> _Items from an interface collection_
+ + + + +
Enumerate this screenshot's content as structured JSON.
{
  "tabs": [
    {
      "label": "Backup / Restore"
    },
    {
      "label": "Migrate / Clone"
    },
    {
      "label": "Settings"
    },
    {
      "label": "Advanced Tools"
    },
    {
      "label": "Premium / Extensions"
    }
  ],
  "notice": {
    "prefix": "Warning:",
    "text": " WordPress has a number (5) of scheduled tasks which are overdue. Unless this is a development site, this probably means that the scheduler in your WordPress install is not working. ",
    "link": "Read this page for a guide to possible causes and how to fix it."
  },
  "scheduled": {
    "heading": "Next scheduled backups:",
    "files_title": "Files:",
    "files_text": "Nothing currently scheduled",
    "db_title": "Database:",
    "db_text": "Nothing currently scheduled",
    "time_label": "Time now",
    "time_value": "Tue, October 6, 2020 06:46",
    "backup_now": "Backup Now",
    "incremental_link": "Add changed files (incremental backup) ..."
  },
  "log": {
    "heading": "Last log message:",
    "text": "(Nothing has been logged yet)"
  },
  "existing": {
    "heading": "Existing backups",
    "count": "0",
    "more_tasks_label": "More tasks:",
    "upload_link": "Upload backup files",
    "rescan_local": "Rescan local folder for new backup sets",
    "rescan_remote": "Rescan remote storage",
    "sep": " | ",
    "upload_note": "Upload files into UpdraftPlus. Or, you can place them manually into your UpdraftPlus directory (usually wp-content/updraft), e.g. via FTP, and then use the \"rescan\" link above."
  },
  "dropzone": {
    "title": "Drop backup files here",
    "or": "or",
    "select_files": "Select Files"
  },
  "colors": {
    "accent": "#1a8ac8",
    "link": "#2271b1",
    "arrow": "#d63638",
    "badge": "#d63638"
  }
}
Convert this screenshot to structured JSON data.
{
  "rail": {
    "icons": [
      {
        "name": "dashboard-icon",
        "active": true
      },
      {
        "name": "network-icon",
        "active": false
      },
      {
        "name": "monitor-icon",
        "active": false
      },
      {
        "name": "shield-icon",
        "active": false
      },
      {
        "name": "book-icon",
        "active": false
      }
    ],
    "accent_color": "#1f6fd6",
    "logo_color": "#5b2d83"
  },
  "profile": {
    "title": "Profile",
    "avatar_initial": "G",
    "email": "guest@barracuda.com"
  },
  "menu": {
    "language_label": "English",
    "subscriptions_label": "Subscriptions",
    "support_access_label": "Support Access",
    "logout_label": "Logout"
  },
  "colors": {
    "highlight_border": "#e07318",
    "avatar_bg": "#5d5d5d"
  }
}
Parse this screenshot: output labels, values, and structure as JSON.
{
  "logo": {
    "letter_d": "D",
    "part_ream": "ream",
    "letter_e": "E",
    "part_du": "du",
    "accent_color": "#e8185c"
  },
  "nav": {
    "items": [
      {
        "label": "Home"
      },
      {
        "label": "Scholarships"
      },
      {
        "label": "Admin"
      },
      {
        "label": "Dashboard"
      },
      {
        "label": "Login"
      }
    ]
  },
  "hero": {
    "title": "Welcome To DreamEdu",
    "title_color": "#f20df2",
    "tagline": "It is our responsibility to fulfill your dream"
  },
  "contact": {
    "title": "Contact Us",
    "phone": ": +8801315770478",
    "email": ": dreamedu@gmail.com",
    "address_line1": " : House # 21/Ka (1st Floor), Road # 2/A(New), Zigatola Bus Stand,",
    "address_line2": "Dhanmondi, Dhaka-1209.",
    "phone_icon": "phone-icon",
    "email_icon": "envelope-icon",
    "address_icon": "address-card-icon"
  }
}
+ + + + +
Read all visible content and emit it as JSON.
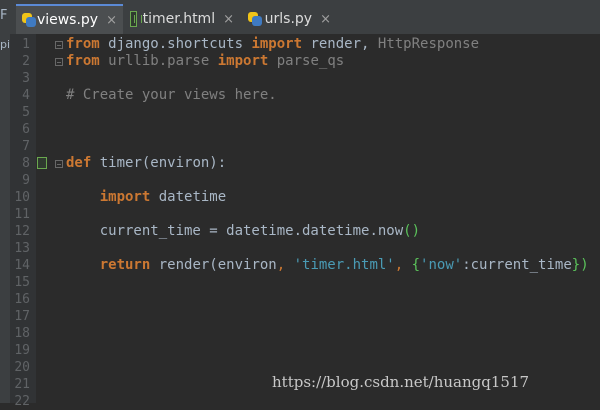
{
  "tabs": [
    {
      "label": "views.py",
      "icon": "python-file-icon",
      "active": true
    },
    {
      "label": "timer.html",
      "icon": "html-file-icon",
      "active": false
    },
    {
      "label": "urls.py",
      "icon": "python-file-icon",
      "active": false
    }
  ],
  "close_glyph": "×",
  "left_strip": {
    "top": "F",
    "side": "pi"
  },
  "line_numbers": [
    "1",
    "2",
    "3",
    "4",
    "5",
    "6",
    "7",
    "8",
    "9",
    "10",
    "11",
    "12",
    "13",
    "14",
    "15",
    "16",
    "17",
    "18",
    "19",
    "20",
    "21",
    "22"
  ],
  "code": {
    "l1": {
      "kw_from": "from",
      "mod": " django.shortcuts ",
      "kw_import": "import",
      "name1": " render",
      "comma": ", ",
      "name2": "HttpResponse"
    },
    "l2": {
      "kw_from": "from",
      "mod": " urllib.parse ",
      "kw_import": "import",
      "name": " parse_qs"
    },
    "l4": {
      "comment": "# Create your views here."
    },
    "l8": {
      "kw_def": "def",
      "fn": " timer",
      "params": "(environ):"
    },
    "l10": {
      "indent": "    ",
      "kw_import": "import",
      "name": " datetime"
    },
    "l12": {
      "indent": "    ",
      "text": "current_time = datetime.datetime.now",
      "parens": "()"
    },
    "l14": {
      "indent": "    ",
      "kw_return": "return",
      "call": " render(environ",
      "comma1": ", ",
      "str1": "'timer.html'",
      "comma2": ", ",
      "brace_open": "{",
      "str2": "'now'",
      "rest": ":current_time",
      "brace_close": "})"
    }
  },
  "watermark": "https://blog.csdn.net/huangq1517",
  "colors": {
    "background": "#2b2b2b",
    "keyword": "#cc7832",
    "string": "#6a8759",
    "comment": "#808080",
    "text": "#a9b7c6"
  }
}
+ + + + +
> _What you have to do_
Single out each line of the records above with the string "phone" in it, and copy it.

> _Answer to this task_
    "phone": ": +8801315770478",
    "phone_icon": "phone-icon",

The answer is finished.